‘I think type in the context of identity can help you either to “belong” to a world (like that of architecture) or “stand apart”,’ Liedgren explained via email. ‘Both are valid strategies and need to be seen in the light of all other graphic elements and imagery at hand. In the end, what makes it work or not, is in the detail, in the craft, and in the way it’s applied.’
Today’s Sentinel & Enterprise features a bright rendition of the letter W by our own Nicole Dotin. For The Alphabet project, artist Anna Schuleit Haber has been taking over the front page of Fitchburg, Masachusetts’ daily newspaper, in collaboration with designers from around the world. You can see all of the front pages on the Fitchburg Art Museum’s website, as well on Twitter, in the hands of Fitchburg residents.
There’s a new way to test our typefaces, and not just that – you can rent them too. Fontstand, a desktop Mac application, lets you try fonts for free for one hour as well as rent them on a monthly basis at 10% of the normal license cost. Whether you rent or trial, the chosen fonts work right away in your design apps without you having to install them. At launch, Fontstand offers hundreds of typefaces from over twenty independent foundries.
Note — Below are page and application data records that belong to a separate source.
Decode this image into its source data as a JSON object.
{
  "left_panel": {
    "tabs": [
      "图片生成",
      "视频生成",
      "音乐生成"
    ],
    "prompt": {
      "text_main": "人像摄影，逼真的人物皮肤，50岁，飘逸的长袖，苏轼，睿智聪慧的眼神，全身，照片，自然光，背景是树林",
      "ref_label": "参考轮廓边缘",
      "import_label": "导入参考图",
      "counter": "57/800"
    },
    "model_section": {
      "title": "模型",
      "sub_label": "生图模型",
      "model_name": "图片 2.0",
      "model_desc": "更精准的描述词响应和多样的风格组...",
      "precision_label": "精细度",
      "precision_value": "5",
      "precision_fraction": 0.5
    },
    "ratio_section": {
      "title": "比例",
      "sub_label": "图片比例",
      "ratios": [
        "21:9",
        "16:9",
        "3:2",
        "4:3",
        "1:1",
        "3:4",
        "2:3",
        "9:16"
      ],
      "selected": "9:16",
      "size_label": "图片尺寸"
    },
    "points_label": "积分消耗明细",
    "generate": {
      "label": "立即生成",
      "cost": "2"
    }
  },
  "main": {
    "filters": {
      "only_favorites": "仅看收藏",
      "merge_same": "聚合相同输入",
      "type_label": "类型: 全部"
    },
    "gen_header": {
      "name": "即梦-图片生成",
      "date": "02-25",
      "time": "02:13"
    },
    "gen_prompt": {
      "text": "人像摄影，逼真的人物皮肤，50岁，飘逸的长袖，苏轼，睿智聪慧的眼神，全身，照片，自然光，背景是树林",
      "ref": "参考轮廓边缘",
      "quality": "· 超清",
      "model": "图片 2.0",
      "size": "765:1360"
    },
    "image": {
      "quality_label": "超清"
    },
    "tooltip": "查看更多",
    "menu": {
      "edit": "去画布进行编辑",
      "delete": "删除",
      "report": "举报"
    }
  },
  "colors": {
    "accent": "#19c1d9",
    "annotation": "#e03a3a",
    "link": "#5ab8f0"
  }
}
Clicking a ‘buy’ button isn’t always easy. Maybe you need to test the fonts before committing, maybe you want to make sure the client approves, or maybe you’re a design student on a tight budget. We get that – we’ve been there – and we think Fontstand can help. This new approach to licensing is a great way to get your hands on high-quality typefaces and ensure that you’re using the right font for the job. You can think of renting as an extensive test or as a way to use fonts for a limited time – you can always rent the fonts again when you revisit a project – and once you rent for twelve total months, the fonts are yours to download.
To get started with Fontstand, visit fontstand.com. And the links below will take you directly to the fonts we currently offer. If there are any typefaces you’d love to see on Fontstand, send us an email or tweet.
Process on Fontstand:
We’re excited to announce the release of two new typefaces, Scandia and Scandia Line. Although they’re siblings deep down, their differences are more apparent than their similarities. Designed first, Scandia Line is a skeletal sans serif made entirely without curves. Scandia came next, taking Line’s circular proportions but abandoning the all-angle policy for generous curves instead.
Each family has four weights with Scandia offering corresponding italics. As if that weren’t enough, Scandia and Scandia Line also include a stencil variant and several alternates for added versatility. The family’s matching proportions make them a perfect typographic pair but their distinct personalities allow them to function nicely on their own.
Available now, you can license Scandia and Scandia Line in web and desktop formats. For more about each family, visit their respective pages or take a look at their PDF specimens.